- _Work to be completed_
From the data that follows, copy every line holding the string "préstamo".

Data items
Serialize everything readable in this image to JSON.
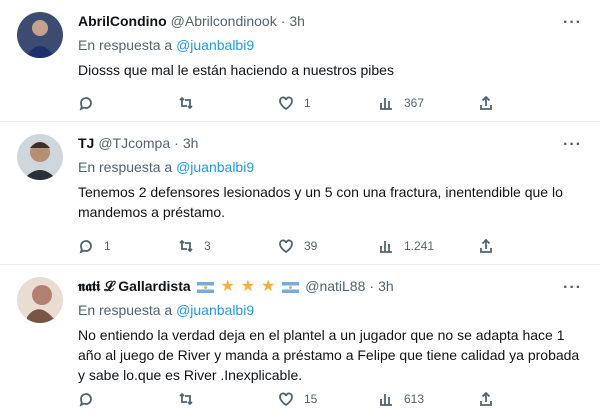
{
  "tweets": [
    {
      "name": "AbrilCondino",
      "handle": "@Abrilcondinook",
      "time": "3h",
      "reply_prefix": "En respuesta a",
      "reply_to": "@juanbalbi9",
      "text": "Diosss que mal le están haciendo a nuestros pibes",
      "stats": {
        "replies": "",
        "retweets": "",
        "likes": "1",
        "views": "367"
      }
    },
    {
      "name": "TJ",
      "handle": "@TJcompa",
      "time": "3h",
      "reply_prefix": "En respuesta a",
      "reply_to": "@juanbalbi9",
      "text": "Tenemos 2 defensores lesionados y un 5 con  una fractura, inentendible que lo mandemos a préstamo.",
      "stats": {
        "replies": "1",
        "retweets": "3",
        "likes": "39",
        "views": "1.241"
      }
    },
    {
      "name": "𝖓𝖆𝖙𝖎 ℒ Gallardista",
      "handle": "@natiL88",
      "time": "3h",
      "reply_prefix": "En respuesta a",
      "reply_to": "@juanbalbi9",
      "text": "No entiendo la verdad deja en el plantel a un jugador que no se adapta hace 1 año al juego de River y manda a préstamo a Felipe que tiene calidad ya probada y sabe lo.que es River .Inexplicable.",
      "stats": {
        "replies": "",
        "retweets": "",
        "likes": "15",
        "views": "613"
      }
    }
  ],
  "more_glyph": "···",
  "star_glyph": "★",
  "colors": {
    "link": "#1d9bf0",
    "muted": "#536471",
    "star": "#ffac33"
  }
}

- _Reply_
      "text": "Tenemos 2 defensores lesionados y un 5 con  una fractura, inentendible que lo mandemos a préstamo.",
      "text": "No entiendo la verdad deja en el plantel a un jugador que no se adapta hace 1 año al juego de River y manda a préstamo a Felipe que tiene calidad ya probada y sabe lo.que es River .Inexplicable.",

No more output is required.